Data supplied:
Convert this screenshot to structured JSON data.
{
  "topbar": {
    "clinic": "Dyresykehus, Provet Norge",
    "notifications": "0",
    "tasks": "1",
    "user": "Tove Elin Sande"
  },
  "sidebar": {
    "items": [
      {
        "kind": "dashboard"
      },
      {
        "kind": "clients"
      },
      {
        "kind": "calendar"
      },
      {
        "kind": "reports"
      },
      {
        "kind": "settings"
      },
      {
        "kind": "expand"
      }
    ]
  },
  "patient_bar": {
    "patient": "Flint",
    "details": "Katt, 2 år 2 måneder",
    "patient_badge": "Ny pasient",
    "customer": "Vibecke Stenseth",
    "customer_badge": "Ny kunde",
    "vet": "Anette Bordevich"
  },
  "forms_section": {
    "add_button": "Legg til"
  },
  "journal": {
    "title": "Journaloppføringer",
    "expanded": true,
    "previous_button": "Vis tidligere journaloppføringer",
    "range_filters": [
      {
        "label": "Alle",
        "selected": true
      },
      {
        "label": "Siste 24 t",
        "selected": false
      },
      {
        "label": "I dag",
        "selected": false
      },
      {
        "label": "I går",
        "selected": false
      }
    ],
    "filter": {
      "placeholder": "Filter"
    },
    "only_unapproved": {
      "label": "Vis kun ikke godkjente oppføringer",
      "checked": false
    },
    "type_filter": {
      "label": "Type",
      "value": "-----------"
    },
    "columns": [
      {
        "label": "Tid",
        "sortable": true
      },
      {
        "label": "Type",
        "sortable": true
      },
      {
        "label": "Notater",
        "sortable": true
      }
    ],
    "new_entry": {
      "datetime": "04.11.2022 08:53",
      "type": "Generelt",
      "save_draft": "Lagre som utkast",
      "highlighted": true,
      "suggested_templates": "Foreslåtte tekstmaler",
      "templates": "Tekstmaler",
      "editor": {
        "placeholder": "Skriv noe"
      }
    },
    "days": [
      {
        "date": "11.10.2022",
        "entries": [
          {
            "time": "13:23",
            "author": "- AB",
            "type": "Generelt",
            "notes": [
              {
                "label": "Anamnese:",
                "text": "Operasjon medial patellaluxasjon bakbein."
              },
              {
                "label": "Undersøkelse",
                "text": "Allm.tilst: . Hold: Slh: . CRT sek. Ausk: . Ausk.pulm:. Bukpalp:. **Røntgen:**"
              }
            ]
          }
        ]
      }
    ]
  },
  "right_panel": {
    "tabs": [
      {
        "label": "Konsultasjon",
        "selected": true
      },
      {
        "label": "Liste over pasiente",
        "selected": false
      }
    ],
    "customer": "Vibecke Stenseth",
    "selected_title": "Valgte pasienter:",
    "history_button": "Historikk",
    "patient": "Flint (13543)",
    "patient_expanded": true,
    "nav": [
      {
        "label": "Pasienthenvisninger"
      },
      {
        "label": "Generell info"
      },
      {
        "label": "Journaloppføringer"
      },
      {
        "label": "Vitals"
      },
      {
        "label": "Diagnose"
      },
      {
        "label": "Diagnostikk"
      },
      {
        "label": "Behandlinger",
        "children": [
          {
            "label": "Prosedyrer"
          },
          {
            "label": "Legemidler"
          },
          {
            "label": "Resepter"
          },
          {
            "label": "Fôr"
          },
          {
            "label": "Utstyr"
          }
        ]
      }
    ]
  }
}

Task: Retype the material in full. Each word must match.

Result of the task:
Convert this screenshot to structured JSON data.
{
  "topbar": {
    "clinic": "Dyresykehus, Provet Norge",
    "notifications": "0",
    "tasks": "1",
    "user": "Tove Elin Sande"
  },
  "sidebar": {
    "items": [
      {
        "kind": "dashboard"
      },
      {
        "kind": "clients"
      },
      {
        "kind": "calendar"
      },
      {
        "kind": "reports"
      },
      {
        "kind": "settings"
      },
      {
        "kind": "expand"
      }
    ]
  },
  "patient_bar": {
    "patient": "Flint",
    "details": "Katt, 2 år 2 måneder",
    "patient_badge": "Ny pasient",
    "customer": "Vibecke Stenseth",
    "customer_badge": "Ny kunde",
    "vet": "Anette Bordevich"
  },
  "forms_section": {
    "add_button": "Legg til"
  },
  "journal": {
    "title": "Journaloppføringer",
    "expanded": true,
    "previous_button": "Vis tidligere journaloppføringer",
    "range_filters": [
      {
        "label": "Alle",
        "selected": true
      },
      {
        "label": "Siste 24 t",
        "selected": false
      },
      {
        "label": "I dag",
        "selected": false
      },
      {
        "label": "I går",
        "selected": false
      }
    ],
    "filter": {
      "placeholder": "Filter"
    },
    "only_unapproved": {
      "label": "Vis kun ikke godkjente oppføringer",
      "checked": false
    },
    "type_filter": {
      "label": "Type",
      "value": "-----------"
    },
    "columns": [
      {
        "label": "Tid",
        "sortable": true
      },
      {
        "label": "Type",
        "sortable": true
      },
      {
        "label": "Notater",
        "sortable": true
      }
    ],
    "new_entry": {
      "datetime": "04.11.2022 08:53",
      "type": "Generelt",
      "save_draft": "Lagre som utkast",
      "highlighted": true,
      "suggested_templates": "Foreslåtte tekstmaler",
      "templates": "Tekstmaler",
      "editor": {
        "placeholder": "Skriv noe"
      }
    },
    "days": [
      {
        "date": "11.10.2022",
        "entries": [
          {
            "time": "13:23",
            "author": "- AB",
            "type": "Generelt",
            "notes": [
              {
                "label": "Anamnese:",
                "text": "Operasjon medial patellaluxasjon bakbein."
              },
              {
                "label": "Undersøkelse",
                "text": "Allm.tilst: . Hold: Slh: . CRT sek. Ausk: . Ausk.pulm:. Bukpalp:. **Røntgen:**"
              }
            ]
          }
        ]
      }
    ]
  },
  "right_panel": {
    "tabs": [
      {
        "label": "Konsultasjon",
        "selected": true
      },
      {
        "label": "Liste over pasiente",
        "selected": false
      }
    ],
    "customer": "Vibecke Stenseth",
    "selected_title": "Valgte pasienter:",
    "history_button": "Historikk",
    "patient": "Flint (13543)",
    "patient_expanded": true,
    "nav": [
      {
        "label": "Pasienthenvisninger"
      },
      {
        "label": "Generell info"
      },
      {
        "label": "Journaloppføringer"
      },
      {
        "label": "Vitals"
      },
      {
        "label": "Diagnose"
      },
      {
        "label": "Diagnostikk"
      },
      {
        "label": "Behandlinger",
        "children": [
          {
            "label": "Prosedyrer"
          },
          {
            "label": "Legemidler"
          },
          {
            "label": "Resepter"
          },
          {
            "label": "Fôr"
          },
          {
            "label": "Utstyr"
          }
        ]
      }
    ]
  }
}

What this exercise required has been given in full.